EXERCISE GOAL: Reproduce each entry below exactly, without omitting any.

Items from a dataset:
════════

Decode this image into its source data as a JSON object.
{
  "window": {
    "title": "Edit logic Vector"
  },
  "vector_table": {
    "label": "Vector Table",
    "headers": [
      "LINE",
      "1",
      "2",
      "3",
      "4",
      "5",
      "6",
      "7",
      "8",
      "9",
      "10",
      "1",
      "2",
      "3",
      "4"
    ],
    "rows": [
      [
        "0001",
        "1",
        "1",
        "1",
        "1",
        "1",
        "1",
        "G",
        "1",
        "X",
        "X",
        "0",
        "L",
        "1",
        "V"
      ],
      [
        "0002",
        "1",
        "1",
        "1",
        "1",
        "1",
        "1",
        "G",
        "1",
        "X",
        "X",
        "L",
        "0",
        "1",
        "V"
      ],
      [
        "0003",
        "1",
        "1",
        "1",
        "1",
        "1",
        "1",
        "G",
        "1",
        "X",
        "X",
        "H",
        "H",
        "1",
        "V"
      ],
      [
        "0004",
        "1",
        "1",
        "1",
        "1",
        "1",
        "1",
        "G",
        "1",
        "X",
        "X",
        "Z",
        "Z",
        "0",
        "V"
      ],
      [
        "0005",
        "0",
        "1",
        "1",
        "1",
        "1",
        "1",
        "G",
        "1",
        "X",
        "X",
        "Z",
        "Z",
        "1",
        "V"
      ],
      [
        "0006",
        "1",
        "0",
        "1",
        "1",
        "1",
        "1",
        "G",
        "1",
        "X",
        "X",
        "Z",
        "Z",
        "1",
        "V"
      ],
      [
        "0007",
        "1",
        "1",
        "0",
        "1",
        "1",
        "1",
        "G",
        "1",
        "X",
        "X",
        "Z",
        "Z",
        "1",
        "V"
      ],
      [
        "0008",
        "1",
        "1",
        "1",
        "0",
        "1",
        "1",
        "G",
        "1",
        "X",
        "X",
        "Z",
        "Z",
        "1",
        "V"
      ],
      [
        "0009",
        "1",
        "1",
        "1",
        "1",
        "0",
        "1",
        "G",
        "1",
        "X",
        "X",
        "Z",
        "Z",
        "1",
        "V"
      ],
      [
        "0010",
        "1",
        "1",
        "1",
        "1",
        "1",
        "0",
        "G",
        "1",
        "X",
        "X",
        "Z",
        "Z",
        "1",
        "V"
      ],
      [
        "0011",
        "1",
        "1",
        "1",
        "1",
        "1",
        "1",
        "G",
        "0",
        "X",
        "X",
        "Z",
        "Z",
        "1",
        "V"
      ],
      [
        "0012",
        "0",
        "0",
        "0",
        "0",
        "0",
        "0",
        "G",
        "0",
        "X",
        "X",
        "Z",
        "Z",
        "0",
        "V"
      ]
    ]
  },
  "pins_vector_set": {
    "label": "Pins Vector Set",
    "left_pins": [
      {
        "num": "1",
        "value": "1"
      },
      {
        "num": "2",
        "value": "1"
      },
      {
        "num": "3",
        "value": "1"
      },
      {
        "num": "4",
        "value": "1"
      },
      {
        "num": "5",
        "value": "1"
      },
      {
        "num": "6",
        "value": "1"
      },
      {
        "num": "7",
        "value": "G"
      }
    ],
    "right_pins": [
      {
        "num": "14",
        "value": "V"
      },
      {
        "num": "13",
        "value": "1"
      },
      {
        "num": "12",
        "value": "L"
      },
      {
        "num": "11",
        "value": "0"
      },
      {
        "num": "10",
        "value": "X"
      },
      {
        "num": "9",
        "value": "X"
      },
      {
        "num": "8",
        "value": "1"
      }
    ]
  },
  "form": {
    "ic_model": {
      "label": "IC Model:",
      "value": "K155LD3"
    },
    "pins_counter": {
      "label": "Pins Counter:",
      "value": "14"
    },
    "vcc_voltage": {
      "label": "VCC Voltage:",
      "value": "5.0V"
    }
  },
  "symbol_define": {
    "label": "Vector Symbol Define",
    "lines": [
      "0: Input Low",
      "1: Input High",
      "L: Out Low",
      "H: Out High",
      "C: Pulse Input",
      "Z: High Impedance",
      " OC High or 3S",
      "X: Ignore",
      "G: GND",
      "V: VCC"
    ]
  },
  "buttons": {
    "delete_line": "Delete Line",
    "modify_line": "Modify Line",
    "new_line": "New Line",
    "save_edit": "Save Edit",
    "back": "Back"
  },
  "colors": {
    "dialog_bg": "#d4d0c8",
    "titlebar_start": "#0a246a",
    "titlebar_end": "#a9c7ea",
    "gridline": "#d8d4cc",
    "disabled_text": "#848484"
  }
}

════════

OUTPUT OF THE TASK:
Decode this image into its source data as a JSON object.
{
  "window": {
    "title": "Edit logic Vector"
  },
  "vector_table": {
    "label": "Vector Table",
    "headers": [
      "LINE",
      "1",
      "2",
      "3",
      "4",
      "5",
      "6",
      "7",
      "8",
      "9",
      "10",
      "1",
      "2",
      "3",
      "4"
    ],
    "rows": [
      [
        "0001",
        "1",
        "1",
        "1",
        "1",
        "1",
        "1",
        "G",
        "1",
        "X",
        "X",
        "0",
        "L",
        "1",
        "V"
      ],
      [
        "0002",
        "1",
        "1",
        "1",
        "1",
        "1",
        "1",
        "G",
        "1",
        "X",
        "X",
        "L",
        "0",
        "1",
        "V"
      ],
      [
        "0003",
        "1",
        "1",
        "1",
        "1",
        "1",
        "1",
        "G",
        "1",
        "X",
        "X",
        "H",
        "H",
        "1",
        "V"
      ],
      [
        "0004",
        "1",
        "1",
        "1",
        "1",
        "1",
        "1",
        "G",
        "1",
        "X",
        "X",
        "Z",
        "Z",
        "0",
        "V"
      ],
      [
        "0005",
        "0",
        "1",
        "1",
        "1",
        "1",
        "1",
        "G",
        "1",
        "X",
        "X",
        "Z",
        "Z",
        "1",
        "V"
      ],
      [
        "0006",
        "1",
        "0",
        "1",
        "1",
        "1",
        "1",
        "G",
        "1",
        "X",
        "X",
        "Z",
        "Z",
        "1",
        "V"
      ],
      [
        "0007",
        "1",
        "1",
        "0",
        "1",
        "1",
        "1",
        "G",
        "1",
        "X",
        "X",
        "Z",
        "Z",
        "1",
        "V"
      ],
      [
        "0008",
        "1",
        "1",
        "1",
        "0",
        "1",
        "1",
        "G",
        "1",
        "X",
        "X",
        "Z",
        "Z",
        "1",
        "V"
      ],
      [
        "0009",
        "1",
        "1",
        "1",
        "1",
        "0",
        "1",
        "G",
        "1",
        "X",
        "X",
        "Z",
        "Z",
        "1",
        "V"
      ],
      [
        "0010",
        "1",
        "1",
        "1",
        "1",
        "1",
        "0",
        "G",
        "1",
        "X",
        "X",
        "Z",
        "Z",
        "1",
        "V"
      ],
      [
        "0011",
        "1",
        "1",
        "1",
        "1",
        "1",
        "1",
        "G",
        "0",
        "X",
        "X",
        "Z",
        "Z",
        "1",
        "V"
      ],
      [
        "0012",
        "0",
        "0",
        "0",
        "0",
        "0",
        "0",
        "G",
        "0",
        "X",
        "X",
        "Z",
        "Z",
        "0",
        "V"
      ]
    ]
  },
  "pins_vector_set": {
    "label": "Pins Vector Set",
    "left_pins": [
      {
        "num": "1",
        "value": "1"
      },
      {
        "num": "2",
        "value": "1"
      },
      {
        "num": "3",
        "value": "1"
      },
      {
        "num": "4",
        "value": "1"
      },
      {
        "num": "5",
        "value": "1"
      },
      {
        "num": "6",
        "value": "1"
      },
      {
        "num": "7",
        "value": "G"
      }
    ],
    "right_pins": [
      {
        "num": "14",
        "value": "V"
      },
      {
        "num": "13",
        "value": "1"
      },
      {
        "num": "12",
        "value": "L"
      },
      {
        "num": "11",
        "value": "0"
      },
      {
        "num": "10",
        "value": "X"
      },
      {
        "num": "9",
        "value": "X"
      },
      {
        "num": "8",
        "value": "1"
      }
    ]
  },
  "form": {
    "ic_model": {
      "label": "IC Model:",
      "value": "K155LD3"
    },
    "pins_counter": {
      "label": "Pins Counter:",
      "value": "14"
    },
    "vcc_voltage": {
      "label": "VCC Voltage:",
      "value": "5.0V"
    }
  },
  "symbol_define": {
    "label": "Vector Symbol Define",
    "lines": [
      "0: Input Low",
      "1: Input High",
      "L: Out Low",
      "H: Out High",
      "C: Pulse Input",
      "Z: High Impedance",
      " OC High or 3S",
      "X: Ignore",
      "G: GND",
      "V: VCC"
    ]
  },
  "buttons": {
    "delete_line": "Delete Line",
    "modify_line": "Modify Line",
    "new_line": "New Line",
    "save_edit": "Save Edit",
    "back": "Back"
  },
  "colors": {
    "dialog_bg": "#d4d0c8",
    "titlebar_start": "#0a246a",
    "titlebar_end": "#a9c7ea",
    "gridline": "#d8d4cc",
    "disabled_text": "#848484"
  }
}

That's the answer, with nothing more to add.